But, children who always ate meals at a table with their family ate on average 1.5 more portions (an extra 125 g) of fruit and vegetables than children who never ate with their families.

Even when children only ate with their family once or twice a week, they ate as much as 1.2 portions more (an extra 95 g) of fruit and veg than children who never ate with their family.

There was also a noticeable pattern of influence from parents to children. In families where parents said they ate fruit and vegetables every day, the children ate on average one portion more (80 g) than children whose parents said they rarely or never ate fruit and vegetables.

And children of parents who said they always cut up fruit and vegetables for their children, ate on average half a portion (40 g) more than children of parents who never did. Even kids of parents who said they did this sometimes but not always, ate a quarter portion more.

For the study, Cade and colleagues used data on 2,389 children attending 52 primary schools in Greater London.

The data was collected in a School Food Diary and a Home Food Diary that asked parents questions like, “on average, how many nights a week does your family eat at a table?” and “do you cut up fruit and vegetables for your child to eat?”

First author Meaghan Christian, says:

“Modern life often prevents the whole family from sitting round the dinner table, but this research shows that even just Sunday lunch round the table can help improve the diets of our families.”

Cade says family meals do more than improve family health:

“They provide conversational time for families, incentives to plan a meal, and an ideal environment for parents to model good manners and behaviour,” she adds.

Estimates suggest 1 in 10 of UK kids aged 2 to 10 years is obese.

The Department of Health funds a number of programs to encourage people to eat their 5 a Day, and improve lifestyle through healthy diet and exercise.
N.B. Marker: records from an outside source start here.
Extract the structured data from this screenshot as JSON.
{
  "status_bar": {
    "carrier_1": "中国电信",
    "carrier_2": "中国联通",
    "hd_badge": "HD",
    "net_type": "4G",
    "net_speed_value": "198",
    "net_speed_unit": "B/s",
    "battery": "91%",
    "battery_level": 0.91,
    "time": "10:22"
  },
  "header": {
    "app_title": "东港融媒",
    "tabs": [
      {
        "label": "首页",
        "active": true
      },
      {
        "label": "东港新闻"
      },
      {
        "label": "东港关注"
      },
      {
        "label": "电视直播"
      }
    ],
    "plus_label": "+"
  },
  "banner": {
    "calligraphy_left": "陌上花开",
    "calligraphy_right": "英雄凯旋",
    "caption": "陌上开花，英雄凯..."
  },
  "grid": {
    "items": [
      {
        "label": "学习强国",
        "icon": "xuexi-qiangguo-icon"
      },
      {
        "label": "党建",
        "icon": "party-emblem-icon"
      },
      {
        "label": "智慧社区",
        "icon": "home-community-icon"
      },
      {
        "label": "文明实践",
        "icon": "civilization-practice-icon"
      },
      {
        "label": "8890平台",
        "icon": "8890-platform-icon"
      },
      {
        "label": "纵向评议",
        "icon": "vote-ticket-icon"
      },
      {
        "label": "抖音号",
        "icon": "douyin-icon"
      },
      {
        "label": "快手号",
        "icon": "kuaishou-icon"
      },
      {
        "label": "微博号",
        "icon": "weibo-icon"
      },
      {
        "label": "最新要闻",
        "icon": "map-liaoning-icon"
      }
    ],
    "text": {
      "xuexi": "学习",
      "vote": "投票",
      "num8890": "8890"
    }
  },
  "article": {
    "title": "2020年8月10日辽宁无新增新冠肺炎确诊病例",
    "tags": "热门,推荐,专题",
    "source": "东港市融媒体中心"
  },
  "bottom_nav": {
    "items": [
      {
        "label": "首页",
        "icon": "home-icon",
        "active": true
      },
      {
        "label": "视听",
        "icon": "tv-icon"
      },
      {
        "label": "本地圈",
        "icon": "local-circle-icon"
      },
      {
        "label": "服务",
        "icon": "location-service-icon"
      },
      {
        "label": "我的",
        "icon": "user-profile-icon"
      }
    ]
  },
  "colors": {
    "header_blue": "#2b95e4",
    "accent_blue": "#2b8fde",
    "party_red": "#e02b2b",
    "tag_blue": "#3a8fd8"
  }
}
In the last 4 years it has spent nearly £80 million on such initiatives.

Christian suggests there should be more emphasis on family meals in public health campaigns, because eating habits are established early in childhood.

“Future work could be aimed at improving parental intake or encouraging parents to cut up or buy snack-sized fruit and vegetables,” she urges.

The research was funded by the National Institute for Health Research Public Health Research (NIHR PHR) Programme.

In May 2012, the World Cancer Research Fund (WCRF) released results of a poll that found only 1 in 5 adults in Britain consumes the recommended 5 a day.

In a study published in BMJ in June 2012, BMJ Group’s consumer health team report individuals who consume a Mediterranean type diet are less likely to suffer heart attacks, less likely to develop certain types of cancer, and more likely to live longer.

They also stress suggest maintaining a healthy weight, doing regular exercise, not consuming too much alcohol, and consuming less red meat, reduces the risk of developing cancer.

Written by Catharine Paddock PhD